== WHAT YOU HAVE TO DO ==
Render every entry exactly as it appears.

== SUPPLIED MATERIAL ==
*** Begin section ***
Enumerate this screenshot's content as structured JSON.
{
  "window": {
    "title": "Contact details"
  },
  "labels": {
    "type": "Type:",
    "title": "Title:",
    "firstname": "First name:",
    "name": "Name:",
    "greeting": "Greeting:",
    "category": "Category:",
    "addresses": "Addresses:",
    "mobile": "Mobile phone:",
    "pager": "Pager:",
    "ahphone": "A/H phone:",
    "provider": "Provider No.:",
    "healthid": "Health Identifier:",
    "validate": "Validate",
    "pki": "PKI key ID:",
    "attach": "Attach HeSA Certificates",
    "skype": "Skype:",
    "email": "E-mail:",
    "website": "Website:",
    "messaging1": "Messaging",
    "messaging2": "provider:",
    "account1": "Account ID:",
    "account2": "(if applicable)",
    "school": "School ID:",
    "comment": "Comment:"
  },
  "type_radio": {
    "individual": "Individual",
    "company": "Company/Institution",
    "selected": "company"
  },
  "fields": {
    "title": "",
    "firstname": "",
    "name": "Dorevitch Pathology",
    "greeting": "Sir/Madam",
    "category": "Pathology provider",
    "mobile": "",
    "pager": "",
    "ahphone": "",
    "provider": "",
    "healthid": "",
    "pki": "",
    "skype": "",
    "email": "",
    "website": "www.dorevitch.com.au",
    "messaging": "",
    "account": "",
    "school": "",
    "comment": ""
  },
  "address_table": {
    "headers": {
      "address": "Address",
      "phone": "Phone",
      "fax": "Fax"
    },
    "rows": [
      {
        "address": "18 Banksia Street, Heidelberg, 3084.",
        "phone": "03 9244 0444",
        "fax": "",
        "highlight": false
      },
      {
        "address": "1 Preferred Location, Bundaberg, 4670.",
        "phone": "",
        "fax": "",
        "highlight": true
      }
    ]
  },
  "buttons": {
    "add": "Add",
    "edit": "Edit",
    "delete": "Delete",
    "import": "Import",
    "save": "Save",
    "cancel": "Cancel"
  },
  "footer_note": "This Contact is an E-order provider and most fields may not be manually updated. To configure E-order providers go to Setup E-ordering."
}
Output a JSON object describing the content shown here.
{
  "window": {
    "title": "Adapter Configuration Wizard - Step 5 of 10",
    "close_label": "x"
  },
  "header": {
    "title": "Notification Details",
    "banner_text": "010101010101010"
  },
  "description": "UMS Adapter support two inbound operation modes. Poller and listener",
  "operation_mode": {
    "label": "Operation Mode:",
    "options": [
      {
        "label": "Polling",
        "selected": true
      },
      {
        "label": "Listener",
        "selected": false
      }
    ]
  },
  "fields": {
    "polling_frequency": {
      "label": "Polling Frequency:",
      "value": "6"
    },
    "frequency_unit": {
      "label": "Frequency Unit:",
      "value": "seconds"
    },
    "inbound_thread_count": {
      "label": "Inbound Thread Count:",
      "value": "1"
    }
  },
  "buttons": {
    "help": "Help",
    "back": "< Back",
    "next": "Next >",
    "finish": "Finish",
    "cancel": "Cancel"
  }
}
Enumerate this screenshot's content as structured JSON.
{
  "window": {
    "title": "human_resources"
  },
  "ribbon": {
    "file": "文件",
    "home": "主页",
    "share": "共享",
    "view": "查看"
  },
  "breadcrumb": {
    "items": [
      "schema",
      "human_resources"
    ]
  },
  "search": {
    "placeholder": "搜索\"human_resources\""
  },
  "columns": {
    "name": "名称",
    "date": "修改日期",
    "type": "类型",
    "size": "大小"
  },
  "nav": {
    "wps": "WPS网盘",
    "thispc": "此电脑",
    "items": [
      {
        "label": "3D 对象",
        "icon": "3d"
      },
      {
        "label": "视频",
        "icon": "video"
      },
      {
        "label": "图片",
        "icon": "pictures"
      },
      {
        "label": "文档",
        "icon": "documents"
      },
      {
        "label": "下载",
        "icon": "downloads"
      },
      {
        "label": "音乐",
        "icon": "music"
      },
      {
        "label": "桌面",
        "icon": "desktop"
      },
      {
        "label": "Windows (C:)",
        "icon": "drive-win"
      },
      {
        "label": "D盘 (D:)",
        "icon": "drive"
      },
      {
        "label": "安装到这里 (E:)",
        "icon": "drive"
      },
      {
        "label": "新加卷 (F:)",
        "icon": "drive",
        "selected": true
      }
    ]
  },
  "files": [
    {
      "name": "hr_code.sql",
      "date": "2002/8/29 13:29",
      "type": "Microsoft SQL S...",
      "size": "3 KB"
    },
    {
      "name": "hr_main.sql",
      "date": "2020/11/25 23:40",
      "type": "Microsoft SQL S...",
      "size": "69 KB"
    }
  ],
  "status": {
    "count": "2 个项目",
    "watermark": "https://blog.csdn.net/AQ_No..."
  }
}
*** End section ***
== EXERCISE RESPONSE ==
Enumerate this screenshot's content as structured JSON.
{
  "window": {
    "title": "Contact details"
  },
  "labels": {
    "type": "Type:",
    "title": "Title:",
    "firstname": "First name:",
    "name": "Name:",
    "greeting": "Greeting:",
    "category": "Category:",
    "addresses": "Addresses:",
    "mobile": "Mobile phone:",
    "pager": "Pager:",
    "ahphone": "A/H phone:",
    "provider": "Provider No.:",
    "healthid": "Health Identifier:",
    "validate": "Validate",
    "pki": "PKI key ID:",
    "attach": "Attach HeSA Certificates",
    "skype": "Skype:",
    "email": "E-mail:",
    "website": "Website:",
    "messaging1": "Messaging",
    "messaging2": "provider:",
    "account1": "Account ID:",
    "account2": "(if applicable)",
    "school": "School ID:",
    "comment": "Comment:"
  },
  "type_radio": {
    "individual": "Individual",
    "company": "Company/Institution",
    "selected": "company"
  },
  "fields": {
    "title": "",
    "firstname": "",
    "name": "Dorevitch Pathology",
    "greeting": "Sir/Madam",
    "category": "Pathology provider",
    "mobile": "",
    "pager": "",
    "ahphone": "",
    "provider": "",
    "healthid": "",
    "pki": "",
    "skype": "",
    "email": "",
    "website": "www.dorevitch.com.au",
    "messaging": "",
    "account": "",
    "school": "",
    "comment": ""
  },
  "address_table": {
    "headers": {
      "address": "Address",
      "phone": "Phone",
      "fax": "Fax"
    },
    "rows": [
      {
        "address": "18 Banksia Street, Heidelberg, 3084.",
        "phone": "03 9244 0444",
        "fax": "",
        "highlight": false
      },
      {
        "address": "1 Preferred Location, Bundaberg, 4670.",
        "phone": "",
        "fax": "",
        "highlight": true
      }
    ]
  },
  "buttons": {
    "add": "Add",
    "edit": "Edit",
    "delete": "Delete",
    "import": "Import",
    "save": "Save",
    "cancel": "Cancel"
  },
  "footer_note": "This Contact is an E-order provider and most fields may not be manually updated. To configure E-order providers go to Setup E-ordering."
}
Output a JSON object describing the content shown here.
{
  "window": {
    "title": "Adapter Configuration Wizard - Step 5 of 10",
    "close_label": "x"
  },
  "header": {
    "title": "Notification Details",
    "banner_text": "010101010101010"
  },
  "description": "UMS Adapter support two inbound operation modes. Poller and listener",
  "operation_mode": {
    "label": "Operation Mode:",
    "options": [
      {
        "label": "Polling",
        "selected": true
      },
      {
        "label": "Listener",
        "selected": false
      }
    ]
  },
  "fields": {
    "polling_frequency": {
      "label": "Polling Frequency:",
      "value": "6"
    },
    "frequency_unit": {
      "label": "Frequency Unit:",
      "value": "seconds"
    },
    "inbound_thread_count": {
      "label": "Inbound Thread Count:",
      "value": "1"
    }
  },
  "buttons": {
    "help": "Help",
    "back": "< Back",
    "next": "Next >",
    "finish": "Finish",
    "cancel": "Cancel"
  }
}
Enumerate this screenshot's content as structured JSON.
{
  "window": {
    "title": "human_resources"
  },
  "ribbon": {
    "file": "文件",
    "home": "主页",
    "share": "共享",
    "view": "查看"
  },
  "breadcrumb": {
    "items": [
      "schema",
      "human_resources"
    ]
  },
  "search": {
    "placeholder": "搜索\"human_resources\""
  },
  "columns": {
    "name": "名称",
    "date": "修改日期",
    "type": "类型",
    "size": "大小"
  },
  "nav": {
    "wps": "WPS网盘",
    "thispc": "此电脑",
    "items": [
      {
        "label": "3D 对象",
        "icon": "3d"
      },
      {
        "label": "视频",
        "icon": "video"
      },
      {
        "label": "图片",
        "icon": "pictures"
      },
      {
        "label": "文档",
        "icon": "documents"
      },
      {
        "label": "下载",
        "icon": "downloads"
      },
      {
        "label": "音乐",
        "icon": "music"
      },
      {
        "label": "桌面",
        "icon": "desktop"
      },
      {
        "label": "Windows (C:)",
        "icon": "drive-win"
      },
      {
        "label": "D盘 (D:)",
        "icon": "drive"
      },
      {
        "label": "安装到这里 (E:)",
        "icon": "drive"
      },
      {
        "label": "新加卷 (F:)",
        "icon": "drive",
        "selected": true
      }
    ]
  },
  "files": [
    {
      "name": "hr_code.sql",
      "date": "2002/8/29 13:29",
      "type": "Microsoft SQL S...",
      "size": "3 KB"
    },
    {
      "name": "hr_main.sql",
      "date": "2020/11/25 23:40",
      "type": "Microsoft SQL S...",
      "size": "69 KB"
    }
  ],
  "status": {
    "count": "2 个项目",
    "watermark": "https://blog.csdn.net/AQ_No..."
  }
}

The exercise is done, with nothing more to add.